Limited series and seasons of anthology shows are eschewed, leaning toward serial shows. Consistency counts, so two dud seasons of “Game of Thrones” got it removed from the shortlist.
10. “Hannibal” (Fox)–Under showrunner Bryan Fuller (“Pushing Daisies”) and the visual look set by filmmaker David Slade, Thomas Harris’ eponymous hyperintelligent cannibal and the universe he inhabits got a glossy, slick, sexy makeover that was TV’s best love story the three
years it ran. Never mind that one of them was an utter sociopath. The chemistry between Mads Mikkelsen and Hugh Dancy crackled, and audiences found themselves rooting for the bad guy. Sometimes it still beggars belief that this was
on a major network. The things they got away with…
9. “Steven Universe”/“Adventure Time” (Cartoon Network)–Two cartoons ostensibly aimed at the young, beginning as homages to, among other things, video games (especially JRPGs), comics, tabletop games and playing in the backyard; both evolved to become smart, emotional, complex and layered, deeply human treatises on how to grow up in a difficult world.

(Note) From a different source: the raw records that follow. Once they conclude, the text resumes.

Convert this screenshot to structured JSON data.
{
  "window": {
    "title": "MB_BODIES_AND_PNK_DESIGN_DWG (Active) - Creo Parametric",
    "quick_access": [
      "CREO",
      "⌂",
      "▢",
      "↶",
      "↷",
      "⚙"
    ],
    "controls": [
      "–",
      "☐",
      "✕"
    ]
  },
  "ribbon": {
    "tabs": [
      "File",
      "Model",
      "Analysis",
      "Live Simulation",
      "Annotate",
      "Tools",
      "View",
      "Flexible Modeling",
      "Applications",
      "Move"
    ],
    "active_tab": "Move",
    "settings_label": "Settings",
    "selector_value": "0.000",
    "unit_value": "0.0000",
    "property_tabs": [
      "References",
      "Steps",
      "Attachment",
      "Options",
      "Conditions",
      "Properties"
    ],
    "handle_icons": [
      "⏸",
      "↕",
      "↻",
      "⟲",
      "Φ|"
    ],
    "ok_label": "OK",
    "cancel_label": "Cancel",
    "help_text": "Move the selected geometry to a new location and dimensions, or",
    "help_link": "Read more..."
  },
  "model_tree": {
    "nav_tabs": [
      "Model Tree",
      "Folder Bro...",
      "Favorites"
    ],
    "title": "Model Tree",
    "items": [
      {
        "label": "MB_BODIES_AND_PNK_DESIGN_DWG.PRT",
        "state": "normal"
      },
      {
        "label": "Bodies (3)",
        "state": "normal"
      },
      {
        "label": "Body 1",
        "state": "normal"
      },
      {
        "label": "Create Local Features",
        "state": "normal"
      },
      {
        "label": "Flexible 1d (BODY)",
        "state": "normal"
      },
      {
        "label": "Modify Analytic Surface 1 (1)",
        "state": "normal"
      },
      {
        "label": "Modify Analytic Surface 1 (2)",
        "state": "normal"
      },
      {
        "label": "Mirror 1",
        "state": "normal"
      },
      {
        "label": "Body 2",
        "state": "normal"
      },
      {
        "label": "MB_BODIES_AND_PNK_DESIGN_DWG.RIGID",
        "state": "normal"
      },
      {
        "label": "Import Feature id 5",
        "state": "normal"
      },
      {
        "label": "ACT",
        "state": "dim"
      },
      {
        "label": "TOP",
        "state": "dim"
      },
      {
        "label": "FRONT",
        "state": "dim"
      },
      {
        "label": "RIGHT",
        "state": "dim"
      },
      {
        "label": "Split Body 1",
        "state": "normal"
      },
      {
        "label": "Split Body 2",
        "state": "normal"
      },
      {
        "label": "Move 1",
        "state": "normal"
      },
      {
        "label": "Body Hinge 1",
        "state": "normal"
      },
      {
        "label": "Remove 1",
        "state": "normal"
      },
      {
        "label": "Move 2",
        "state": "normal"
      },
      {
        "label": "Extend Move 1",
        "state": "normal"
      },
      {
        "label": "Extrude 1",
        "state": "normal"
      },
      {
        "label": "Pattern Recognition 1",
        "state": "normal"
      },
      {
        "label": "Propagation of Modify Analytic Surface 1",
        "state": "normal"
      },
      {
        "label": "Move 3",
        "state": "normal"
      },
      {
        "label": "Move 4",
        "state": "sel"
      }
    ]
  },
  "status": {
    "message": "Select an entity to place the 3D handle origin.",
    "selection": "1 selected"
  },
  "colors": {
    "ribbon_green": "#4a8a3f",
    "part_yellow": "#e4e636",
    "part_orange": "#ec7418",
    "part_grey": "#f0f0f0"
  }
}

8. “Jane the Virgin”/“Crazy Ex-Girlfriend (CW)–Two shows in very set genres: the telenovela and musical, respectively, that then began to explode and/or celebrate their conventions in feminist, inclusive, heartbreaking and hilarious strokes that subtly gave voice to the underrepresented. You’d be surprised what an immigrant family of women and a brilliant-but-undiagnosed lawyer have in common.
7. “The Americans” (FX)–A couple of Russian spies are deeply embedded in Washington in the ’80s, where they then proceed to raise a family. A terribly smart, tense, and emotional espionage show that also happened to be one of the best depictions of marriage ever, tackling themes of honesty, loyalty, duty and sacrifice. Criminally underseen, Keri Russell and Matthew Rhys deserved all the awards.
6. “Community” (NBC)–Strangers and misfits at a community college form a study group and become friends. No one told “Community” what a sitcom could *not* be, and it gleefully reinvented itself and its format as it went along, held together by its talented core cast. Its impact and influence continue to be felt in shows today, as well as Hollywood, where some of its best writers and directors have been scooped up.